Accordingly Slovenia and Croatia declared independence in 1992 and Bosnia in 1992.

US-Inspired Ethnic Cleansing

Despite constant denunciation of the Serbian people (as fascist thugs) by the Clinton administration and Senator Joe Biden, the real culprits were fascist American thugs. In 1995, the Clinton administration financed and armed the Croatian government to carry out the largest act of ethnic cleansing in history in the Serbian enclave of Krajinia. Thanks to the American-inspired Operation Storm, 2,000 Serbs were killed and 250,000 were driven from their homes over a period of 84 hours. One of my patients, whose sister was massacred during Operation Storm, only survived because his Muslim neighbors hid him and his children from the Croatian army.

The Weight of Chains also deconstructs the alleged Serb atrocities committed at Srebrenica (where equal numbers of Serbs and Muslims died), which the US would use to justify NATO intervention.

Enter Osama bin Laden

Following Serbian independence, Clinton armed and trained the terrorist Kosovo Liberation Army,** with the assistance of Osama bin Laden and heroin-trafficking Mujahideen from Afghanistan. The President’s chief motivation was to further destabilize Serbia to open it up to US investment.

When Slobodan Milosevic refused to sign a peace agreement accepting US occupation of Serbia, Clinton committed further violations of international law by using NATO aircraft to bomb Serbian civilians and deliberately target civilian infrastructure that included power grids, schools, hospitals and water filtration plants.

Enter George Soros

Following Milosevic’s surrender in June 1999, the World Bank immediately sent in an army of World Bank lawyers to privatize Serbia’s most valuable state-owned assets. Soros and his cronies were particularly keen on getting the Trercha mining interest into western hands, with its rich coal, copper, zinc, cadmium, gold and silver resources.

The film concludes by examining the dire economic consequences (ie massive debt, industry closure and joblessness) for Eastern European countries whose business elites opt to join the EU and NATO. For example, the EU forced the Czech Republic to close their sugar industry because it was more profitable to import Cuban sugar. While the French destroyed the Hungarian vineyards by dumping cheap wine into their market, forcing Hungarian wine growers to sell their vineyards to English investors at bargain basement prices. After Slovenia joined the EU in 2004, they experienced massive layoffs after most of their factories were privatized and moved overseas.

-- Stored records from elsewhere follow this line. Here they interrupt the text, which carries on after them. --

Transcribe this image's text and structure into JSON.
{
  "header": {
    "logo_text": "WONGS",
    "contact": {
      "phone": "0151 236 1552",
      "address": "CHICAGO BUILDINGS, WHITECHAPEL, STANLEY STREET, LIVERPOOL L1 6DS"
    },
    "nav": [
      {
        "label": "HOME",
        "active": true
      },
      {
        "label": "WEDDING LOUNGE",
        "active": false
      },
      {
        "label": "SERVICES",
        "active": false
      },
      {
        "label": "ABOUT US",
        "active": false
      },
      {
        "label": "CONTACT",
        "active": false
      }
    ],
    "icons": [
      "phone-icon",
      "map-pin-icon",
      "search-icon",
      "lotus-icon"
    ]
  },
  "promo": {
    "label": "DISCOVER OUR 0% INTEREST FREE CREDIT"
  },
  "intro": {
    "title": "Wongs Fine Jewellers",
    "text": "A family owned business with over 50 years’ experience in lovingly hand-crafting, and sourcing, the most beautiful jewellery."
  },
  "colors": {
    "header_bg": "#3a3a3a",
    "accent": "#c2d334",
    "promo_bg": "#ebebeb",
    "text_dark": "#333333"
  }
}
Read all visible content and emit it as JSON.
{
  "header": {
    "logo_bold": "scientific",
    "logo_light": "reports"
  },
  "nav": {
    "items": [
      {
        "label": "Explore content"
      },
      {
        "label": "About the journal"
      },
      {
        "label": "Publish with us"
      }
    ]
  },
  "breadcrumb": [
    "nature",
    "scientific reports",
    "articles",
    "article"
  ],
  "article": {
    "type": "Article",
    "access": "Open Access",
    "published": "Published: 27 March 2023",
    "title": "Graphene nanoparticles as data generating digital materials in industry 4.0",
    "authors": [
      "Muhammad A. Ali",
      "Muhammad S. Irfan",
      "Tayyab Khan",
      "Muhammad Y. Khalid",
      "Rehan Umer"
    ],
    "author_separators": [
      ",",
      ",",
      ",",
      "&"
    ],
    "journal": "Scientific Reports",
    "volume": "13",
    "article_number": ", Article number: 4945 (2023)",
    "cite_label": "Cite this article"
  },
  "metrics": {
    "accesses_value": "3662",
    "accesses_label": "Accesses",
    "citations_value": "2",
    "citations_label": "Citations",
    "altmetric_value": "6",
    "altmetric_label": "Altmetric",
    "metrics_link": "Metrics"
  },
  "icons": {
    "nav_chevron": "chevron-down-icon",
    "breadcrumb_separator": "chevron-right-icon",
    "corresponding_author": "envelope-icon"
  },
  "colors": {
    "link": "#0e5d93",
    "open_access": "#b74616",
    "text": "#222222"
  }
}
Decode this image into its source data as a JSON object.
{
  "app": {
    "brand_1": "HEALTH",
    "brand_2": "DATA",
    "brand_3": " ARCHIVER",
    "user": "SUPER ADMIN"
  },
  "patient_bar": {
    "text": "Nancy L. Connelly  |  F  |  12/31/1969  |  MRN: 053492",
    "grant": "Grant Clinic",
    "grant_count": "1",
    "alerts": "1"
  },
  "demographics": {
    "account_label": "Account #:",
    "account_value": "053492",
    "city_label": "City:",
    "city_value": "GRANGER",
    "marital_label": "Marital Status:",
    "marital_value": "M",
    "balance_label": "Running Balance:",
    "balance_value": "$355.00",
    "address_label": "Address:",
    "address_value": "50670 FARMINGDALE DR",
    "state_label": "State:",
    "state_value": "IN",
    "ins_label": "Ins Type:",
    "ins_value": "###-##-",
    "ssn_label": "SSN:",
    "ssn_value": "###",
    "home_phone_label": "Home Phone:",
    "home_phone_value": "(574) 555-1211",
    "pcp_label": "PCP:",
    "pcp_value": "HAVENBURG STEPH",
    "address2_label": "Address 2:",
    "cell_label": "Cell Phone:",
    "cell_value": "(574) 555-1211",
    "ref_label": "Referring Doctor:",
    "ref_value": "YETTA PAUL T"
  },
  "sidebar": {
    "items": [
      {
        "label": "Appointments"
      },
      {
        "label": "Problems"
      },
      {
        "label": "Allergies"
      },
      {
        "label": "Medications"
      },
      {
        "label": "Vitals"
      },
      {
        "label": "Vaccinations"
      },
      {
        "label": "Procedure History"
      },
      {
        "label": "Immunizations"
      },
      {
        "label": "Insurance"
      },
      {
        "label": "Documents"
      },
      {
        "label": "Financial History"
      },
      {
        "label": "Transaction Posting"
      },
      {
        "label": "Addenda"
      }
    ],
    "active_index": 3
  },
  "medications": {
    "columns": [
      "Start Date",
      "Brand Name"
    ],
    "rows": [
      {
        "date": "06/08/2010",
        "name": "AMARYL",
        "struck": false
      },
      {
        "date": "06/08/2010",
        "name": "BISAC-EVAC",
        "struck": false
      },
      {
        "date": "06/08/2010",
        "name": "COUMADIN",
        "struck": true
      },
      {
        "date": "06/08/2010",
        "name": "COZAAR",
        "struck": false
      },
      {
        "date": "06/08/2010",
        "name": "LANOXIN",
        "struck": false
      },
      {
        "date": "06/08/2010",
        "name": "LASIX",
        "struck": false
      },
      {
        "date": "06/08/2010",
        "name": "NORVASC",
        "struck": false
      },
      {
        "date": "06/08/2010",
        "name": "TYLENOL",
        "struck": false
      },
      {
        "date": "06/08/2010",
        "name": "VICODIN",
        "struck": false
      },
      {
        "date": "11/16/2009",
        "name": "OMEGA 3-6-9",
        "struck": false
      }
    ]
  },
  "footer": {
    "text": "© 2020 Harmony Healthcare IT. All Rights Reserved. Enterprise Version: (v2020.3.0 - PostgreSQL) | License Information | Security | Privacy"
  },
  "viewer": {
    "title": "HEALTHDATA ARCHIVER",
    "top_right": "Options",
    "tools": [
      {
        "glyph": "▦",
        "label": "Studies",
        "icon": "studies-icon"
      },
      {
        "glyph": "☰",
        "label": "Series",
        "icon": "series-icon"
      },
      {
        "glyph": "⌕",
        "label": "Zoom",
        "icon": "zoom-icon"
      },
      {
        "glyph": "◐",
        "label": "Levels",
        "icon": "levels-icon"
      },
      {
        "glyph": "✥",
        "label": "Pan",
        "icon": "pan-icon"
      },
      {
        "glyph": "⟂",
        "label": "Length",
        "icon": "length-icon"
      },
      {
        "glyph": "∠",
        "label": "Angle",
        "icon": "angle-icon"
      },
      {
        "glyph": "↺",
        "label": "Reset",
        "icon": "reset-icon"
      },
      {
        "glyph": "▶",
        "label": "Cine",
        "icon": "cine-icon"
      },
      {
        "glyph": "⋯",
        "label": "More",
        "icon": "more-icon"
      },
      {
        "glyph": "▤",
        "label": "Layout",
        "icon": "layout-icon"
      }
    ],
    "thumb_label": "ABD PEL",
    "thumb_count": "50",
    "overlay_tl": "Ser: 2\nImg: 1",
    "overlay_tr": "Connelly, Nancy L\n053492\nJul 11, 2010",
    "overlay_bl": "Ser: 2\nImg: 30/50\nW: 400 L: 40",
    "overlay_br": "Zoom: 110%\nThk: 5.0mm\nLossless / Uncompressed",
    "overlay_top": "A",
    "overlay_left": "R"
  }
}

In 2009, Croatia (like Greece) was forced to start selling their islands to pay off their debt.

*The Non-Aligned Movement is a group of states which aren’t formally aligned with or against any specific power bloc.
**Kosovo is a disputed territory within Serbia in which ethnic Albanians make up 80-90% of the population.